___ Dataset excerpts
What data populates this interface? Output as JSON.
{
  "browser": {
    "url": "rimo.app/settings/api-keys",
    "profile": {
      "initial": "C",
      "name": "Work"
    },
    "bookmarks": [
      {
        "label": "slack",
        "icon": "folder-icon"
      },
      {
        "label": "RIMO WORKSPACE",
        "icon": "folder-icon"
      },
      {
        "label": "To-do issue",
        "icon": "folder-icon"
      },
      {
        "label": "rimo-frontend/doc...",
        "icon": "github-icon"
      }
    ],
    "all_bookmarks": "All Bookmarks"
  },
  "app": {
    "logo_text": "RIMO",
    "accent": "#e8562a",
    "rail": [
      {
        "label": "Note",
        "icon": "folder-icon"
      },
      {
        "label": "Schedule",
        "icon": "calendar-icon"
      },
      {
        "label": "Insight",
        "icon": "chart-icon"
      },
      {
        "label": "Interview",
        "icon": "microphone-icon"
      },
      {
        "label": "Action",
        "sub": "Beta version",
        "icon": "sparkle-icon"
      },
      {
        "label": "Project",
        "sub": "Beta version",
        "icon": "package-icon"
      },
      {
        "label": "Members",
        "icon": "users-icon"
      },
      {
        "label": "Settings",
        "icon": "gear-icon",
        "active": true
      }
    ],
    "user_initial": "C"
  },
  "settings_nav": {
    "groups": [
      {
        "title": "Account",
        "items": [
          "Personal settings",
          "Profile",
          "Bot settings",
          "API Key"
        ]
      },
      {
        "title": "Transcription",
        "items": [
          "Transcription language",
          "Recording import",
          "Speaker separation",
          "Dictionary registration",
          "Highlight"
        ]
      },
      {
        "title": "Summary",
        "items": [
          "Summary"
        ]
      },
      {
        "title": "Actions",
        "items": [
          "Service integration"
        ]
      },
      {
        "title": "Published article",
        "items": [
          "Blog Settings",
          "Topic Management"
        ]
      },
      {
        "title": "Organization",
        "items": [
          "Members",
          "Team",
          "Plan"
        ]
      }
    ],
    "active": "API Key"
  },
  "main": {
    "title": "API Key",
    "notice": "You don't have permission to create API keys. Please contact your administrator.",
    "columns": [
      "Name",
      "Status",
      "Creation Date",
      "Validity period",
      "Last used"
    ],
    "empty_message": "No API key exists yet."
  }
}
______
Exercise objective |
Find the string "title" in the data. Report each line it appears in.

Exercise result |
        "title": "Account",
        "title": "Transcription",
        "title": "Summary",
        "title": "Actions",
        "title": "Published article",
        "title": "Organization",
    "title": "API Key",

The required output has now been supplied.